In recent years there has been a noticeable increase in wreath-making workshops in the Chilterns, a great idea to exercise your creativity and make something beautiful at the same time. Find a wreath workshop here – these are usually very popular so booking early is recommended!

We love a Christmas Tree as much as the next person, but what happens in January when they all get thrown away?  Rotting Christmas trees produce tonnes of CO2 so make sure you use a council recycling scheme  where the trees are chipped and used as compost or mulch. If you do choose a cut tree, make sure it’s from an FSC approved supplier such as the forestry commission at Wendover Woods, which guarantees the most sustainable growing methods. Alternatively you can now rent a potted Christmas tree which is then replanted afterwards – or grow your own in a pot replant outside afterwards.

 

Feed the world

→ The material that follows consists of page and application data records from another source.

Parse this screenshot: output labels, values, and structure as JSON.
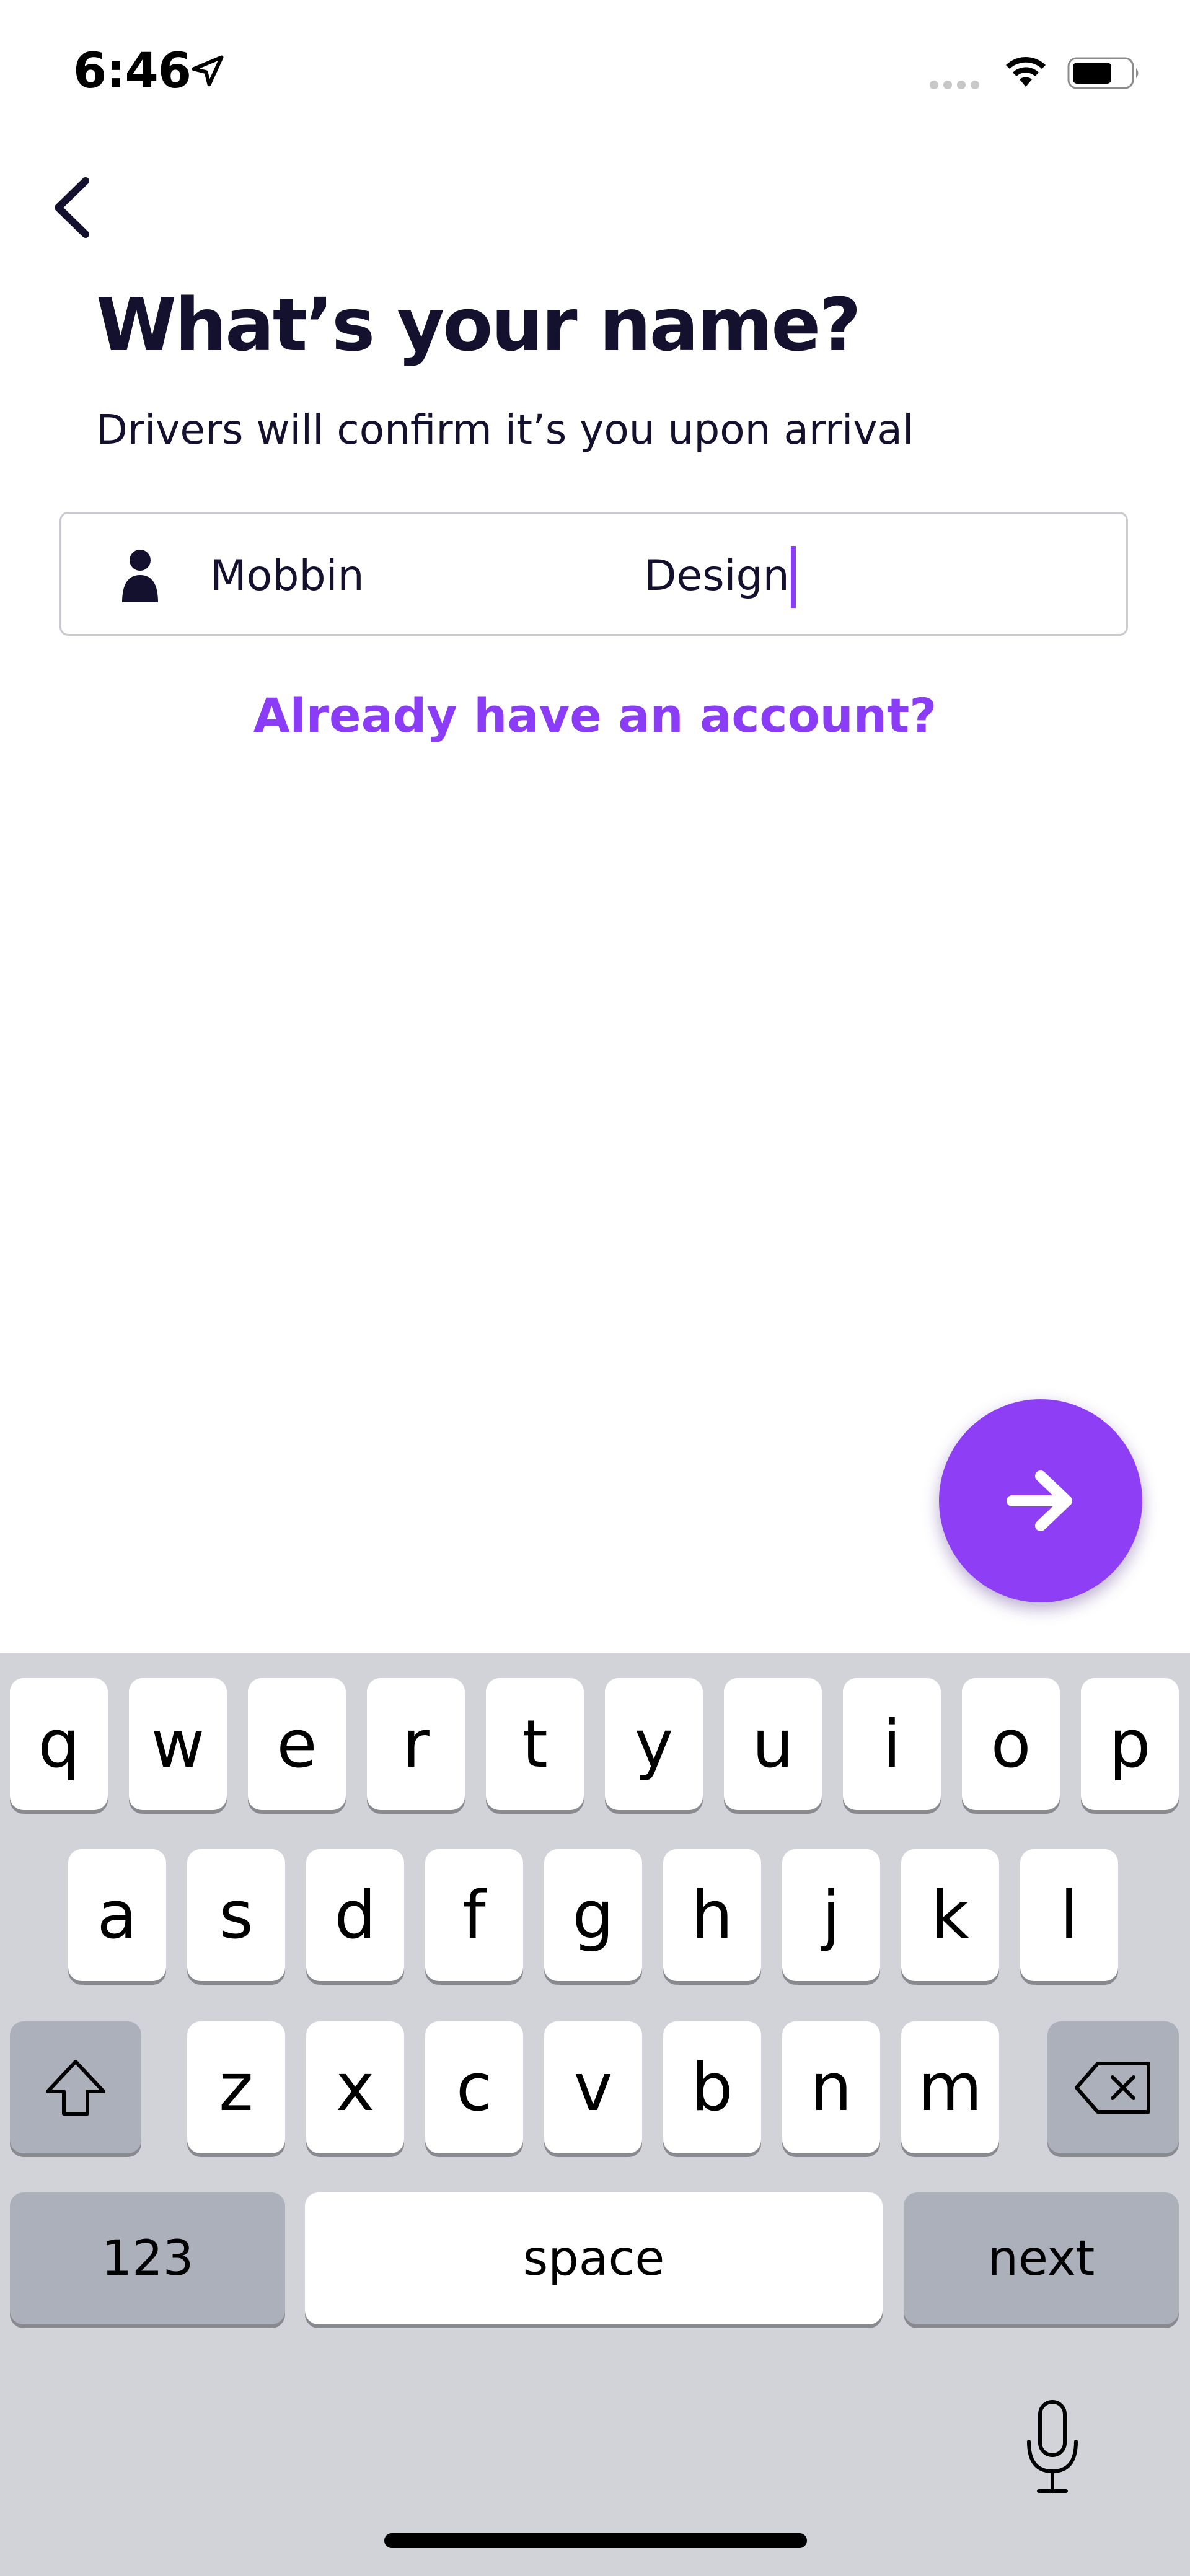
{
  "status_bar": {
    "time": "6:46"
  },
  "header": {
    "title": "What’s your name?",
    "subtitle": "Drivers will confirm it’s you upon arrival"
  },
  "form": {
    "first_name": "Mobbin",
    "last_name": "Design"
  },
  "links": {
    "login": "Already have an account?"
  },
  "keyboard": {
    "row1": [
      "q",
      "w",
      "e",
      "r",
      "t",
      "y",
      "u",
      "i",
      "o",
      "p"
    ],
    "row2": [
      "a",
      "s",
      "d",
      "f",
      "g",
      "h",
      "j",
      "k",
      "l"
    ],
    "row3": [
      "z",
      "x",
      "c",
      "v",
      "b",
      "n",
      "m"
    ],
    "numbers_label": "123",
    "space_label": "space",
    "return_label": "next"
  },
  "colors": {
    "accent": "#8b3cf7",
    "text": "#14112e",
    "keyboard_bg": "#d1d3d9"
  }
}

Sadly even the festive table is not exempt from your carbon footprint – crackers, for example, are often full of plastic items that go straight into landfill in the new year. Click  sustainable crackers  to find out how to make them or you can buy recyclable Christmas cracker kits.

Remember that just because “it’s Christmas” doesn’t mean you have to buy more food than you’d usually eat in a month – with the excess going in the bin. Beware of buy-one-get-one free offers that retailers love at this time of year. Plan ahead to avoid temptation – make a list of what you actually need. Try to buy locally, so you can keep the food miles down while supporting your community - win win! See our round up of some excellent local food suppliers in the Chilterns for inspiration.

 

We're fortunate to have a number of turkey suppliers in the Chilterns including: Potash Farm, Long Grove Wood Farm and Walters Turkeys. There are also many farmers markets locally for example Tring and Chesham or try the lovely folks at Ten Mile Menu who will deliver your turkey, veg and all the trimmings, sourced from producers on the Bucks/Oxon border. The best thing is they deliver all year round so you can keep it local for 2020.

Chesham Community Fridge is a fantastic initiative where volunteers collect unsold food from supermarkets and other sources so that others can enjoy food that would otherwise go in the bin. Everyone is welcome, there’s no charge for any of the food, all of which would otherwise have gone to waste. Bring your own clean containers and bags as some food is not packaged. There’s also a community fridge in High Wycombe.

Above all remember that Christmas shouldn’t be stressful or more expensive than you can afford. Making some relatively small changes can have a really big impact.  

Have yourself a merry green Christmas.

 

Back

Stay in Touch

Sign up for our email newsletter to ensure you never miss out on news about the Chilterns, just enter your email address below.

Please see our Privacy Policy here

Don’t forget, you can always follow us on our social media channels

Facebook Twitter YouTube Flickr RSS


 

 

Bookmark and Share